App and web page records -
*** Block opens ***

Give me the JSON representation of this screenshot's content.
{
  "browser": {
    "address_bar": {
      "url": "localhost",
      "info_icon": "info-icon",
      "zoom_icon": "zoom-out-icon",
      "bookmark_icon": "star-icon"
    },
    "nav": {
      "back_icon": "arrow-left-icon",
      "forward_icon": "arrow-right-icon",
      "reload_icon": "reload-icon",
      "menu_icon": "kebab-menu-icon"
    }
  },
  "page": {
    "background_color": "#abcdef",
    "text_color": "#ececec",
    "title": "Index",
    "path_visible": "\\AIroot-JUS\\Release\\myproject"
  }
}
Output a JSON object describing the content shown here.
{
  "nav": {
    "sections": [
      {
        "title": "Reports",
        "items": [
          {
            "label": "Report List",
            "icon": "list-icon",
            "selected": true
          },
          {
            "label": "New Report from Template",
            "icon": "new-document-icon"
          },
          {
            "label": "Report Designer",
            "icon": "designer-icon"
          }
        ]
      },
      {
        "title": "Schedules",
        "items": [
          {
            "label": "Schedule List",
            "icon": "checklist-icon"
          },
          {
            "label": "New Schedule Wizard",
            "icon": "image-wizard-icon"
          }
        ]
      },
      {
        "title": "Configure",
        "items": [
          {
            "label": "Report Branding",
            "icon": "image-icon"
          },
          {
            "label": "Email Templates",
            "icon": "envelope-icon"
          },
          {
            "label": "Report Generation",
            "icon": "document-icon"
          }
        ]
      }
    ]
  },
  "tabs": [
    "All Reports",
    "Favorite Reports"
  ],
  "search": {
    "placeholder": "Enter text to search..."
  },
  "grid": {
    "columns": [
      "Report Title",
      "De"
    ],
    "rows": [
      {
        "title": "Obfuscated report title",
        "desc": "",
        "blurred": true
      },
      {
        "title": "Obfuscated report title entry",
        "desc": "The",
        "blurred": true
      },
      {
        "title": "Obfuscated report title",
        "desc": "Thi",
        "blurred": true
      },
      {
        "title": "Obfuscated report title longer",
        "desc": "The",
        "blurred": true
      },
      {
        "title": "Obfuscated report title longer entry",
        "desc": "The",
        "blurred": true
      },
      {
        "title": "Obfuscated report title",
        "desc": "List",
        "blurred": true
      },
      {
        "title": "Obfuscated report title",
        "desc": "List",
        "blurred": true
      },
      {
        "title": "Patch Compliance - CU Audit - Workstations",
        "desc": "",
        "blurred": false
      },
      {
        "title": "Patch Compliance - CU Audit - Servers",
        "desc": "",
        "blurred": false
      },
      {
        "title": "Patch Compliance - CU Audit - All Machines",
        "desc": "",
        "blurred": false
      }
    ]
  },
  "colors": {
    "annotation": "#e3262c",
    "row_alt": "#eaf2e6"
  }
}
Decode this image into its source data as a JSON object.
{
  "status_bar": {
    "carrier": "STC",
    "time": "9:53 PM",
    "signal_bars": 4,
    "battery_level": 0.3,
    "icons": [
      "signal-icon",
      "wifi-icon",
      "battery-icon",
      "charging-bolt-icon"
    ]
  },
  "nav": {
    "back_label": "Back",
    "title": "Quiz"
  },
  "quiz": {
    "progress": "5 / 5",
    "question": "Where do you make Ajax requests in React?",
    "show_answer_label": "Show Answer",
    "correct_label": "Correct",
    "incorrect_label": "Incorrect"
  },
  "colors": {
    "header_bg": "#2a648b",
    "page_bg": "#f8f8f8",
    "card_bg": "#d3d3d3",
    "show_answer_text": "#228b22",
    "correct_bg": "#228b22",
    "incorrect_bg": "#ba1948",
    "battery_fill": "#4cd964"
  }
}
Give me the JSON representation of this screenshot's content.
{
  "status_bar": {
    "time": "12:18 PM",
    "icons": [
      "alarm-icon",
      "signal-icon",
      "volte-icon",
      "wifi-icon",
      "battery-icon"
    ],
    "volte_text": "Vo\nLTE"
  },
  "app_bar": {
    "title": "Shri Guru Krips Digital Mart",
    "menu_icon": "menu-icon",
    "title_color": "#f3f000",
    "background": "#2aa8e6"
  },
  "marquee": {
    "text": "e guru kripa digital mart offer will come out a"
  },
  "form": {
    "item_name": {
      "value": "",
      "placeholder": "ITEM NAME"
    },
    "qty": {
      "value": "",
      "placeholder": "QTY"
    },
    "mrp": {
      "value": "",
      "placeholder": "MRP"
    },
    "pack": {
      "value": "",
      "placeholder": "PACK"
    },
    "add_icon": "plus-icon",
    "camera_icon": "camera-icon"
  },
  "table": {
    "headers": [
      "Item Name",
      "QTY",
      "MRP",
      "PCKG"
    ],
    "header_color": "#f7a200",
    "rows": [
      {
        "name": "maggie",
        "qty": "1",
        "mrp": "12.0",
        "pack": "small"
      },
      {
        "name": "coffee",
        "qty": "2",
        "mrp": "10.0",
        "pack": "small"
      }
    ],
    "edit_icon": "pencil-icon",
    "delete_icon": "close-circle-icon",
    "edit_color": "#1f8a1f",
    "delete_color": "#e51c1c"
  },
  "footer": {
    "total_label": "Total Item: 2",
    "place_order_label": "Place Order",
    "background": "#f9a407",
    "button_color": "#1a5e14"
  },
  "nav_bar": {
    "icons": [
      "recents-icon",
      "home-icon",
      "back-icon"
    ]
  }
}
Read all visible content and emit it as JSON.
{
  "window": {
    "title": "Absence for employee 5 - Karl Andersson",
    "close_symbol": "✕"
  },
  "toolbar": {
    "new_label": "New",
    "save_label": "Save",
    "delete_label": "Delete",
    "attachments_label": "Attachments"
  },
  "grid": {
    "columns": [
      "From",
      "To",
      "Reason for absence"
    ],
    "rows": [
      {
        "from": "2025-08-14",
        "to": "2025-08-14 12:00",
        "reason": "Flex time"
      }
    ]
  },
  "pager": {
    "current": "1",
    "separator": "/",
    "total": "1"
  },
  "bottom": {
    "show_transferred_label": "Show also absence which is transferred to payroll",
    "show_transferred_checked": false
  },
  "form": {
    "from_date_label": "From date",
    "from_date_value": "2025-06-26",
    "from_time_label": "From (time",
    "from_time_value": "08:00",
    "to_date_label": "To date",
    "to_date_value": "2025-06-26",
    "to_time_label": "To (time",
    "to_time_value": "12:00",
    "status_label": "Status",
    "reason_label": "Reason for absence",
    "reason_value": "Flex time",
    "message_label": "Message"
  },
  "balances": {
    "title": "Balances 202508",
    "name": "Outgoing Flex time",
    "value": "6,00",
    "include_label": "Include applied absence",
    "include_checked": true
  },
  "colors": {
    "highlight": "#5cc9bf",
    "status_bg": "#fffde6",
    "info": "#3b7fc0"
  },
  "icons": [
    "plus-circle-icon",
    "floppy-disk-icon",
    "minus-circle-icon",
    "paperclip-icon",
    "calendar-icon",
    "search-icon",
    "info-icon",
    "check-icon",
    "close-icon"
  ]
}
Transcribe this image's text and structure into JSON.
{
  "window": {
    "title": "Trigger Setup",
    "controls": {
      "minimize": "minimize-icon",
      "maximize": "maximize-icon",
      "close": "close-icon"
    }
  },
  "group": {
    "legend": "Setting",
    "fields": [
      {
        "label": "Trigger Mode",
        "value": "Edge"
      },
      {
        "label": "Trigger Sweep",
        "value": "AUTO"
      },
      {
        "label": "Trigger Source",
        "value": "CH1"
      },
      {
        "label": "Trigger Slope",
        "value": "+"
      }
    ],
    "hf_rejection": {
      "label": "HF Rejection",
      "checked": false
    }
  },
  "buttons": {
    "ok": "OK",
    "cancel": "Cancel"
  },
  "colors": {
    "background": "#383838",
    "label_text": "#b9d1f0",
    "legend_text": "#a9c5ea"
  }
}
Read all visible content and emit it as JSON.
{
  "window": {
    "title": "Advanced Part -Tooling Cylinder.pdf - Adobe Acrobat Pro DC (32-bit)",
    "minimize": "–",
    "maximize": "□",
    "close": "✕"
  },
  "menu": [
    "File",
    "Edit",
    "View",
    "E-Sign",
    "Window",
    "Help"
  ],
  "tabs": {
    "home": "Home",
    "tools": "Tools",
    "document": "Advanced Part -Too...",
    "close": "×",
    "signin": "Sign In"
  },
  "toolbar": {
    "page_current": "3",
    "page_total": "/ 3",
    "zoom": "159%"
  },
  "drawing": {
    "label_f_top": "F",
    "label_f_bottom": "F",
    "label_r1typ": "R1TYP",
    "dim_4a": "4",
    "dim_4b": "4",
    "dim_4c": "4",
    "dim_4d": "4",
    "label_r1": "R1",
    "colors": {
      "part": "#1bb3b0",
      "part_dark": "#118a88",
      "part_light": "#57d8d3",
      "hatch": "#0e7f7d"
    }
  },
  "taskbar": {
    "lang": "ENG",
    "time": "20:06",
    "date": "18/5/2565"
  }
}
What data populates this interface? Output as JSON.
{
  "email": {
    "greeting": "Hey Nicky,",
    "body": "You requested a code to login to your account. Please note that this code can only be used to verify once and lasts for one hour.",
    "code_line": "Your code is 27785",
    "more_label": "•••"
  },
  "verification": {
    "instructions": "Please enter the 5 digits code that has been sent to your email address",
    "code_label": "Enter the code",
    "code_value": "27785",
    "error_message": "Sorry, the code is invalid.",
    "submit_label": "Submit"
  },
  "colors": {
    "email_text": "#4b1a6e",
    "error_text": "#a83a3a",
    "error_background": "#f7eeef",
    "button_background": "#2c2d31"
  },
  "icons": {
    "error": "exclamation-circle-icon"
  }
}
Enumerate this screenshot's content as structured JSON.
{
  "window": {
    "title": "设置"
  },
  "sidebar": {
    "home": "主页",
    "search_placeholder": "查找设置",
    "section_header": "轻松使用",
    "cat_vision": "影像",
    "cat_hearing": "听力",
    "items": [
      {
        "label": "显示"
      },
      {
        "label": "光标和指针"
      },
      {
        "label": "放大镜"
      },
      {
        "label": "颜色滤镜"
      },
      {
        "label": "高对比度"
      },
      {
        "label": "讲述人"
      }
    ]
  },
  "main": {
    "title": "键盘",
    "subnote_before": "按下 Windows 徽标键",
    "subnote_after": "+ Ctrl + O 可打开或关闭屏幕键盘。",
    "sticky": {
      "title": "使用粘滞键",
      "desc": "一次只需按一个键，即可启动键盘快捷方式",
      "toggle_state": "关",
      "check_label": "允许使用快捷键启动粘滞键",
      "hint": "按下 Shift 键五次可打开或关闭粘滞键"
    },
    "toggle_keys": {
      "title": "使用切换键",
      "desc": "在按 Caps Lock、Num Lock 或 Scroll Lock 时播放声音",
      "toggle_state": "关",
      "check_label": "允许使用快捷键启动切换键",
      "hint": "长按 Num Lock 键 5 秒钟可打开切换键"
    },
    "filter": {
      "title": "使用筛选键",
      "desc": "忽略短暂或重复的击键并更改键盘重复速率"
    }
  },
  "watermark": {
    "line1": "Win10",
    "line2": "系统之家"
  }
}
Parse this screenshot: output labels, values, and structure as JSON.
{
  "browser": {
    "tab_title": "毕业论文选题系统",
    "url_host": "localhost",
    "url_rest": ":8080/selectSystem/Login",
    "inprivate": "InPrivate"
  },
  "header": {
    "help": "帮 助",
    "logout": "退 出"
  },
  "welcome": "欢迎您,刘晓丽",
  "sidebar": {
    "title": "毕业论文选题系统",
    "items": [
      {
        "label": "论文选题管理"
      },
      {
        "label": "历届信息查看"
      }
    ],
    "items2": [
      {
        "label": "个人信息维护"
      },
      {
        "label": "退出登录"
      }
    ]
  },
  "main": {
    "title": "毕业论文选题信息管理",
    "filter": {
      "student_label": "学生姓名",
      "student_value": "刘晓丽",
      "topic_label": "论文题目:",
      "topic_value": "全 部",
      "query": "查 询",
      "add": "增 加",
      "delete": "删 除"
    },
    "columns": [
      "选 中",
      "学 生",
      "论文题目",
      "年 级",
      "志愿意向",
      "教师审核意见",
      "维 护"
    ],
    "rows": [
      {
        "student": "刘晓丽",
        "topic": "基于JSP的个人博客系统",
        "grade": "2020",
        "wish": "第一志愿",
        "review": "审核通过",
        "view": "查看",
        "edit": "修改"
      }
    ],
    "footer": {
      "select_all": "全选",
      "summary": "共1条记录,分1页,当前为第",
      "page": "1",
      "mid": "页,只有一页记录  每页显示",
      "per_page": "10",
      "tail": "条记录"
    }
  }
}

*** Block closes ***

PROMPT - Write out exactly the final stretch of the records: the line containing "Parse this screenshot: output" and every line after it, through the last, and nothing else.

ANSWER BOX -
Parse this screenshot: output labels, values, and structure as JSON.
{
  "browser": {
    "tab_title": "毕业论文选题系统",
    "url_host": "localhost",
    "url_rest": ":8080/selectSystem/Login",
    "inprivate": "InPrivate"
  },
  "header": {
    "help": "帮 助",
    "logout": "退 出"
  },
  "welcome": "欢迎您,刘晓丽",
  "sidebar": {
    "title": "毕业论文选题系统",
    "items": [
      {
        "label": "论文选题管理"
      },
      {
        "label": "历届信息查看"
      }
    ],
    "items2": [
      {
        "label": "个人信息维护"
      },
      {
        "label": "退出登录"
      }
    ]
  },
  "main": {
    "title": "毕业论文选题信息管理",
    "filter": {
      "student_label": "学生姓名",
      "student_value": "刘晓丽",
      "topic_label": "论文题目:",
      "topic_value": "全 部",
      "query": "查 询",
      "add": "增 加",
      "delete": "删 除"
    },
    "columns": [
      "选 中",
      "学 生",
      "论文题目",
      "年 级",
      "志愿意向",
      "教师审核意见",
      "维 护"
    ],
    "rows": [
      {
        "student": "刘晓丽",
        "topic": "基于JSP的个人博客系统",
        "grade": "2020",
        "wish": "第一志愿",
        "review": "审核通过",
        "view": "查看",
        "edit": "修改"
      }
    ],
    "footer": {
      "select_all": "全选",
      "summary": "共1条记录,分1页,当前为第",
      "page": "1",
      "mid": "页,只有一页记录  每页显示",
      "per_page": "10",
      "tail": "条记录"
    }
  }
}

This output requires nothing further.